**Material provided**
★ ★ ★ ★

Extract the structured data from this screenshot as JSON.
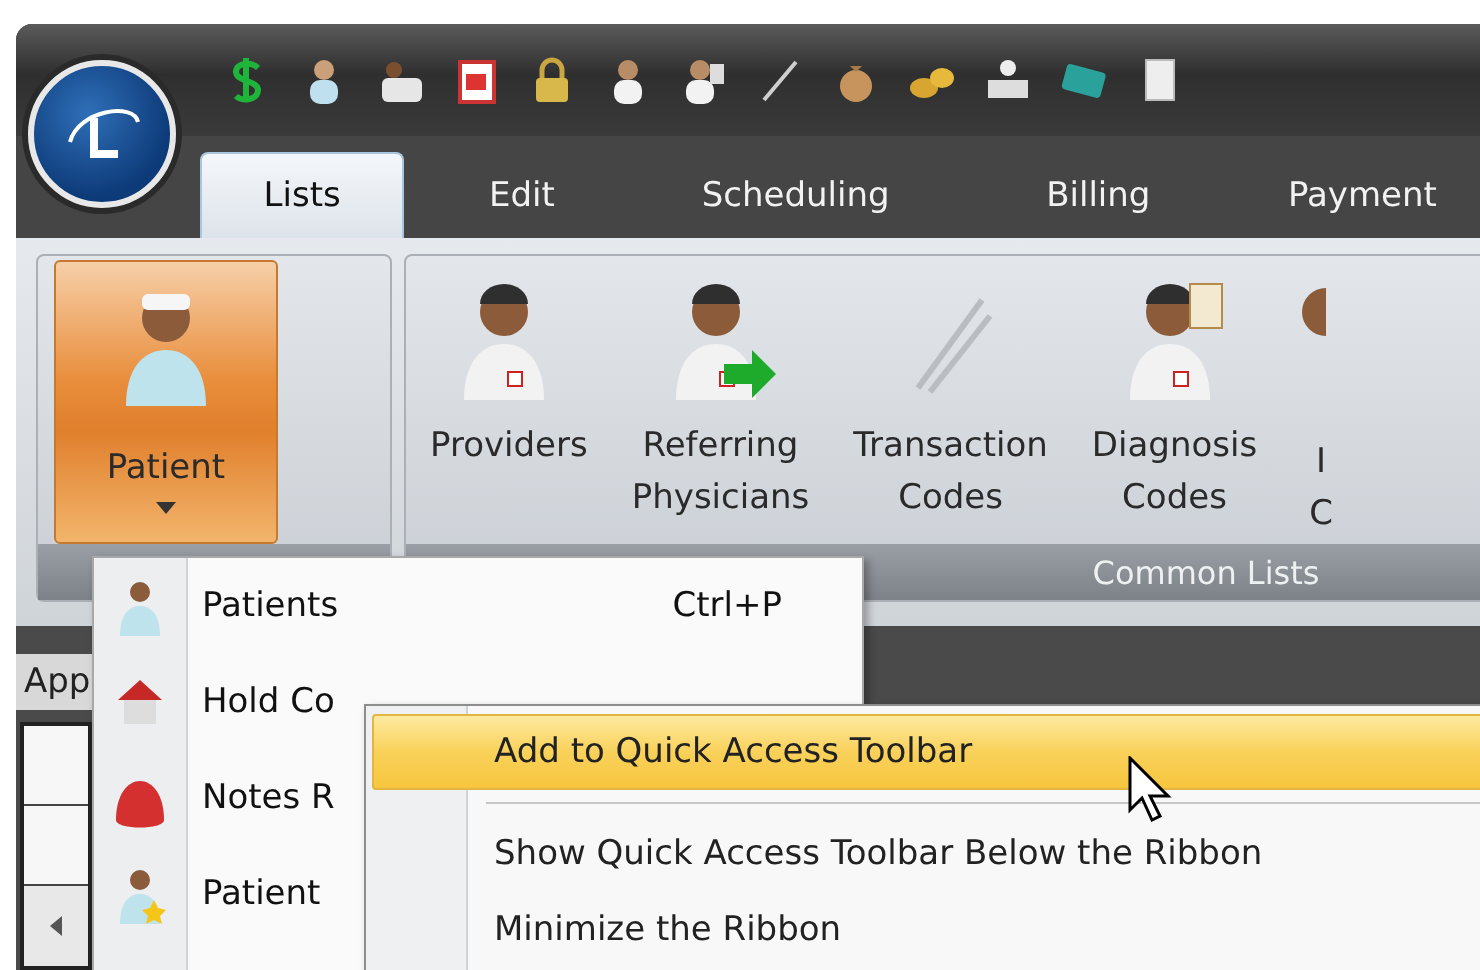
{
  "tabs": [
    {
      "label": "Lists",
      "selected": true
    },
    {
      "label": "Edit",
      "selected": false
    },
    {
      "label": "Scheduling",
      "selected": false
    },
    {
      "label": "Billing",
      "selected": false
    },
    {
      "label": "Payment",
      "selected": false
    }
  ],
  "ribbon": {
    "groups": [
      {
        "buttons": [
          {
            "lines": [
              "Patient"
            ],
            "pressed": true,
            "dropdown": true
          }
        ]
      },
      {
        "label": "Common Lists",
        "buttons": [
          {
            "lines": [
              "Providers"
            ],
            "pressed": false,
            "dropdown": false
          },
          {
            "lines": [
              "Referring",
              "Physicians"
            ],
            "pressed": false,
            "dropdown": false
          },
          {
            "lines": [
              "Transaction",
              "Codes"
            ],
            "pressed": false,
            "dropdown": false
          },
          {
            "lines": [
              "Diagnosis",
              "Codes"
            ],
            "pressed": false,
            "dropdown": false
          },
          {
            "lines": [
              "I",
              "C"
            ],
            "pressed": false,
            "dropdown": false
          }
        ]
      }
    ]
  },
  "workspace": {
    "label": "App"
  },
  "dropdown_menu": {
    "items": [
      {
        "label": "Patients",
        "shortcut": "Ctrl+P"
      },
      {
        "label": "Hold Co"
      },
      {
        "label": "Notes R"
      },
      {
        "label": "Patient"
      }
    ]
  },
  "context_menu": {
    "items": [
      {
        "label": "Add to Quick Access Toolbar",
        "highlighted": true,
        "separator_after": true
      },
      {
        "label": "Show Quick Access Toolbar Below the Ribbon",
        "highlighted": false,
        "separator_after": false
      },
      {
        "label": "Minimize the Ribbon",
        "highlighted": false,
        "separator_after": false
      }
    ]
  }
}
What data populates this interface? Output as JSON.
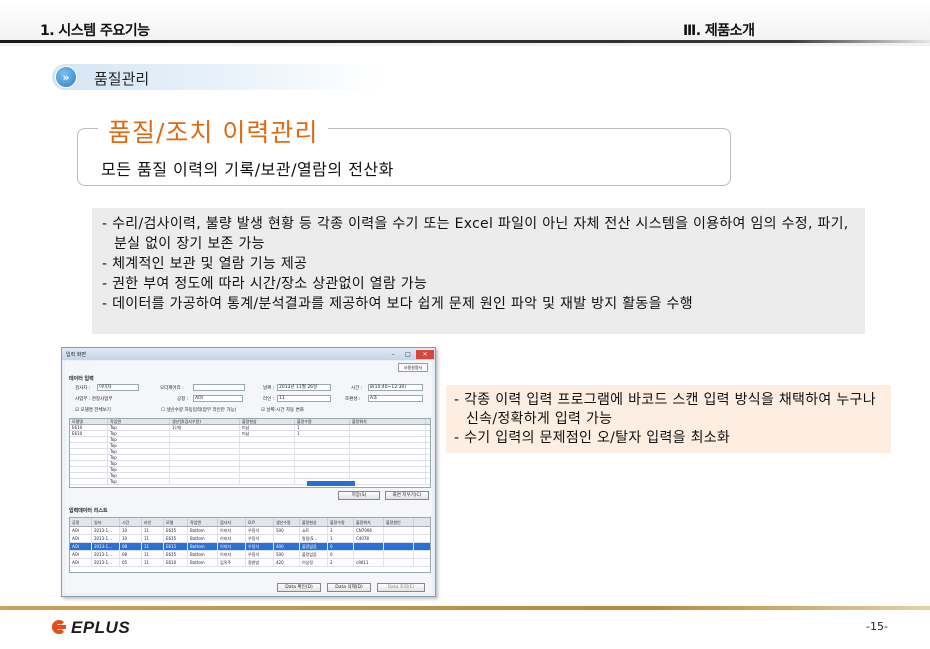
{
  "header": {
    "left_section": "1. 시스템 주요기능",
    "right_section": "Ⅲ. 제품소개"
  },
  "section": {
    "bullet_glyph": "»",
    "label": "품질관리"
  },
  "title": {
    "main": "품질/조치 이력관리",
    "subtitle": "모든 품질 이력의 기록/보관/열람의 전산화",
    "accent_color": "#e06a12"
  },
  "bullets": [
    "- 수리/검사이력, 불량 발생 현황 등 각종 이력을 수기 또는 Excel 파일이 아닌 자체 전산 시스템을   이용하여 임의 수정, 파기, 분실 없이 장기 보존 가능",
    "- 체계적인 보관 및 열람 기능 제공",
    "- 권한 부여 정도에 따라 시간/장소 상관없이 열람 가능",
    "- 데이터를 가공하여 통계/분석결과를 제공하여 보다 쉽게 문제 원인 파악 및 재발 방지 활동을 수행"
  ],
  "screenshot": {
    "window_title": "입력 화면",
    "window_buttons": [
      "–",
      "□",
      "✕"
    ],
    "user_button": "사용설명서",
    "group_input": "데이터 입력",
    "fields": {
      "inspector_label": "검사자 :",
      "inspector_value": "이미자",
      "order_label": "오더제어리 :",
      "order_value": "",
      "date_label": "날짜 :",
      "date_value": "2013년 11월 26일",
      "time_label": "시간 :",
      "time_value": "8(10:40~12:30)",
      "site_label": "사업부 : 천정사업부",
      "process_label": "공정 :",
      "process_value": "AOI",
      "line_label": "라인 :",
      "line_value": "11",
      "shift_label": "조편성 :",
      "shift_value": "A조",
      "check1": "☑ 모델명 전체보기",
      "check2": "☐ 생산수량 자동입력(압부 라인만 가능)",
      "check3": "☑ 날짜·시간 자동 변화"
    },
    "grid1_headers": [
      "모델명",
      "작업면",
      "생산량(검사수량)",
      "불량현상",
      "불량수량",
      "불량위치"
    ],
    "grid1_rows": [
      [
        "E610",
        "Top",
        "1(개)",
        "미납",
        "1",
        ""
      ],
      [
        "E610",
        "Top",
        "",
        "미납",
        "1",
        ""
      ],
      [
        "",
        "Top",
        "",
        "",
        "",
        ""
      ],
      [
        "",
        "Top",
        "",
        "",
        "",
        ""
      ],
      [
        "",
        "Top",
        "",
        "",
        "",
        ""
      ],
      [
        "",
        "Top",
        "",
        "",
        "",
        ""
      ],
      [
        "",
        "Top",
        "",
        "",
        "",
        ""
      ],
      [
        "",
        "Top",
        "",
        "",
        "",
        ""
      ],
      [
        "",
        "Top",
        "",
        "",
        "",
        ""
      ],
      [
        "",
        "Top",
        "",
        "",
        "",
        ""
      ]
    ],
    "save_button": "저장(S)",
    "clear_button": "화면 지우기(C)",
    "group_list": "입력데이터 리스트",
    "grid2_headers": [
      "공정",
      "일자",
      "시간",
      "라인",
      "모델",
      "작업면",
      "검사자",
      "O.P.",
      "생산수량",
      "불량현상",
      "불량수량",
      "불량위치",
      "불량원인"
    ],
    "grid2_rows": [
      [
        "AOI",
        "2013-1...",
        "10",
        "11",
        "E615",
        "Bottom",
        "이미자",
        "우정석",
        "500",
        "쇼트",
        "3",
        "CN7006",
        ""
      ],
      [
        "AOI",
        "2013-1...",
        "10",
        "11",
        "E615",
        "Bottom",
        "이미자",
        "우정석",
        "",
        "말림(S...",
        "1",
        "C4078",
        ""
      ],
      [
        "AOI",
        "2013-1...",
        "08",
        "11",
        "E615",
        "Bottom",
        "이미자",
        "우정석",
        "400",
        "불량없음",
        "0",
        "",
        ""
      ],
      [
        "AOI",
        "2013-1...",
        "08",
        "11",
        "E615",
        "Bottom",
        "이미자",
        "우정석",
        "500",
        "불량없음",
        "0",
        "",
        ""
      ],
      [
        "AOI",
        "2013-1...",
        "05",
        "11",
        "E610",
        "Bottom",
        "김옥주",
        "정원범",
        "420",
        "이상정",
        "2",
        "c9011",
        ""
      ]
    ],
    "bottom_buttons": [
      "Data 확인(D)",
      "Data 삭제(D)",
      "Data 조회(E)"
    ]
  },
  "notes": [
    "- 각종 이력 입력 프로그램에 바코드 스캔 입력 방식을 채택하여 누구나 신속/정확하게 입력 가능",
    "- 수기 입력의 문제점인 오/탈자 입력을 최소화"
  ],
  "footer": {
    "logo_text": "EPLUS",
    "page_number": "-15-"
  }
}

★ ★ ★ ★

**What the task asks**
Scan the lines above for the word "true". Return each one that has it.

**Result below**
      "selected": true
            "pressed": true,
            "dropdown": true
        "highlighted": true,
        "separator_after": true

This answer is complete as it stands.